    But who can afford to pay the bills?

  2. Jimbino says:

    A person with any sense–particularly the exploited young, healthy, childfree male–will refuse Obamacare and seek medical care in places like Mexico, where the prices are very low.

    • Andrew says:

      Where there are incentives, people follow. If ObamaCare is too costly and limits access, then off to Mexico it is.

      • Jimbino says:

        Andrew, the “death spiral” is your friend. Only a few young, single, childfree, healthy males need to trust their health care to Mexico to initiate the downward spiral.

        I am only one guy, like John Galt, and I’m doing my best to lead the way. I am now in Rio de Janeiro, having just had cataract surgery at half the USSA price quoted in Austin, TX.

  3. Thomas says:

    The vast increase of people on Medicaid due to the expansion is only going to worsen those numbers. I imagine that 58% shrinking considerably.

  4. Peter A says:

    Let’s wait; soon those that are insured through the exchanges will be receiving the mediocre care that those on Medicaid are currently receiving. It wouldn’t surprise me if in the near future only those willing to pay fully out of pocket, will be able to receive treatment.

  5. Hector E says:

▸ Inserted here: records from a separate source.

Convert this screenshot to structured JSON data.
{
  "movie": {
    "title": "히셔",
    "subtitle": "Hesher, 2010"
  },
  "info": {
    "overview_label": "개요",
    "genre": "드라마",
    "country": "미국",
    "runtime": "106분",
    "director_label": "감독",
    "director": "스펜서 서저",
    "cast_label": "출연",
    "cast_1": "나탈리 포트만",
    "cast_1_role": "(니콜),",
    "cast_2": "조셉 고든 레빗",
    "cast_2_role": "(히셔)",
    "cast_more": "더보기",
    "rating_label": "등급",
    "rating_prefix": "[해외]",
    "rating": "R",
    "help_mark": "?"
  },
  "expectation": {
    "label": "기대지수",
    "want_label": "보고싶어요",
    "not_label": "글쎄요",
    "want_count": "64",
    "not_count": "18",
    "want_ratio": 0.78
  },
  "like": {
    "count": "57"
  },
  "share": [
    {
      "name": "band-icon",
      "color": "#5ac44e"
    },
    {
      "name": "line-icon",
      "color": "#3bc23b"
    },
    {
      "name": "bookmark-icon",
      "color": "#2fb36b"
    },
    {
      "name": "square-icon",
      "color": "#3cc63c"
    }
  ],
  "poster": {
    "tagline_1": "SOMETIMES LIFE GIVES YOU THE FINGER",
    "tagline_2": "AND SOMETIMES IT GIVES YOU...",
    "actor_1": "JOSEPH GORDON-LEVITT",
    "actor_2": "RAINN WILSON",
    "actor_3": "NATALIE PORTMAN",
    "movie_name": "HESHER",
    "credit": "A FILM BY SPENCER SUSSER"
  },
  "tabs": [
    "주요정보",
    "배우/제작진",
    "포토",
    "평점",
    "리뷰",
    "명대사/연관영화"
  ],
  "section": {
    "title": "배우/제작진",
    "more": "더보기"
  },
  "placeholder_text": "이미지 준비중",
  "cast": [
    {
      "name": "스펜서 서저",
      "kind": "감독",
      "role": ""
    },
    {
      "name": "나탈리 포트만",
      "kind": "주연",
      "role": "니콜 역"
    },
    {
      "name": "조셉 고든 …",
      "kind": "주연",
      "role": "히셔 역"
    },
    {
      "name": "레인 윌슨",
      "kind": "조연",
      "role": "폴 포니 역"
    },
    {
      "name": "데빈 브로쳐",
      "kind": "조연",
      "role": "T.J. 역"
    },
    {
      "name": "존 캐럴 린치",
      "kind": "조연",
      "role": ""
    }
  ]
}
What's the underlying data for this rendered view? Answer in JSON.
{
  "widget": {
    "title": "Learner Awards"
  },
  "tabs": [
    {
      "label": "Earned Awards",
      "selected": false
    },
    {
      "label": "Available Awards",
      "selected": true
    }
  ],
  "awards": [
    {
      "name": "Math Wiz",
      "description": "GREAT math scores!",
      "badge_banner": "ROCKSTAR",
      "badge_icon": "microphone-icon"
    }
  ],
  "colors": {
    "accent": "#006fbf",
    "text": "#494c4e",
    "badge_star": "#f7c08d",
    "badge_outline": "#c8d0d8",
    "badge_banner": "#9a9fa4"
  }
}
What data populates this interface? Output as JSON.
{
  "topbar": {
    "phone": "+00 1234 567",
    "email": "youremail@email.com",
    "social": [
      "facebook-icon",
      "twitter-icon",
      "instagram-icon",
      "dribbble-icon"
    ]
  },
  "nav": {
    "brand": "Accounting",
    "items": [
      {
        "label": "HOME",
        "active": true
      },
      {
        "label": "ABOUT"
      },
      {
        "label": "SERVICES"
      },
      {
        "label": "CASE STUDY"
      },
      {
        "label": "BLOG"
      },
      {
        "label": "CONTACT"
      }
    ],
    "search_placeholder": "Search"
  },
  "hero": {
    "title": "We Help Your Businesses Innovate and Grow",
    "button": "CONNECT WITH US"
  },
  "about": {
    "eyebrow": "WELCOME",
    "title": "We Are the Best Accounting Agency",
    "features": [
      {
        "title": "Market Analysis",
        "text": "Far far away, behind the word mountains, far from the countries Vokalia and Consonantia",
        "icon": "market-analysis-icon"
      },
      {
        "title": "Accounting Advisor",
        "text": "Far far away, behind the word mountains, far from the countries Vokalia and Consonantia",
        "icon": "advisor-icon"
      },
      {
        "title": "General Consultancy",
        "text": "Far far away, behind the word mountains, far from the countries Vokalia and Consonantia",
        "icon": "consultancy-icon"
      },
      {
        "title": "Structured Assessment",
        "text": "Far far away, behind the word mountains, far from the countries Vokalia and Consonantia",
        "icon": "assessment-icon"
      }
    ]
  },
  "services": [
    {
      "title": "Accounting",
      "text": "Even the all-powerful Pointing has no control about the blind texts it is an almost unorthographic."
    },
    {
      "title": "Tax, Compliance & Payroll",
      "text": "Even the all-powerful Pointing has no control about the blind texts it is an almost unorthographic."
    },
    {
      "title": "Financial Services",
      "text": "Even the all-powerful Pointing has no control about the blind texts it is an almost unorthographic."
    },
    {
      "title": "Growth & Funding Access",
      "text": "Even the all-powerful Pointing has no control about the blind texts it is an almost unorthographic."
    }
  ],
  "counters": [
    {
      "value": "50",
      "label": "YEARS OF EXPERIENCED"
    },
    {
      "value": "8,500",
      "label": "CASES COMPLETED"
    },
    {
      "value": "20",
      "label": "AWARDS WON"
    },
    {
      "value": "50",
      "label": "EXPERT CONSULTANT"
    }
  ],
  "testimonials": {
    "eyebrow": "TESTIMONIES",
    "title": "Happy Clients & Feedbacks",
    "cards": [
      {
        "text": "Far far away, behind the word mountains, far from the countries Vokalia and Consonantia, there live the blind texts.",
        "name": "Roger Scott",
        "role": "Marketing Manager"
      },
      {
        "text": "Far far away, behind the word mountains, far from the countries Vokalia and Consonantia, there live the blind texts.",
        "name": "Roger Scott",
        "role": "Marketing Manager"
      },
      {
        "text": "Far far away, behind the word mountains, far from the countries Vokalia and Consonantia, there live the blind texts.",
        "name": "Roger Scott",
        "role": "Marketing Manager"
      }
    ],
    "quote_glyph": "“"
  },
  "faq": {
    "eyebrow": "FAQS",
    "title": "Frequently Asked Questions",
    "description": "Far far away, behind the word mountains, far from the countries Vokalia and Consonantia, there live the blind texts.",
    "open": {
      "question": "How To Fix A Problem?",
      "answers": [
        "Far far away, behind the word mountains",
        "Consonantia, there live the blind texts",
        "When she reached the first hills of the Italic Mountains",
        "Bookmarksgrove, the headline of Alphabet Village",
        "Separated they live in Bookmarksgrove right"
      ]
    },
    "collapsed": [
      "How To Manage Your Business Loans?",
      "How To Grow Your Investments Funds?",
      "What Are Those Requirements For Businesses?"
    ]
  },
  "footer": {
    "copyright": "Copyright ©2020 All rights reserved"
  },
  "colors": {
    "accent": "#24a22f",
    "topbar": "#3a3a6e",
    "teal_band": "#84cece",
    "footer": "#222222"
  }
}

    Obamacare did not make healthcare affordable, it didn’t provide coverage for everyone and will make it more difficult for individuals to see their doctor. I think that we can clearly state that it is a failed program.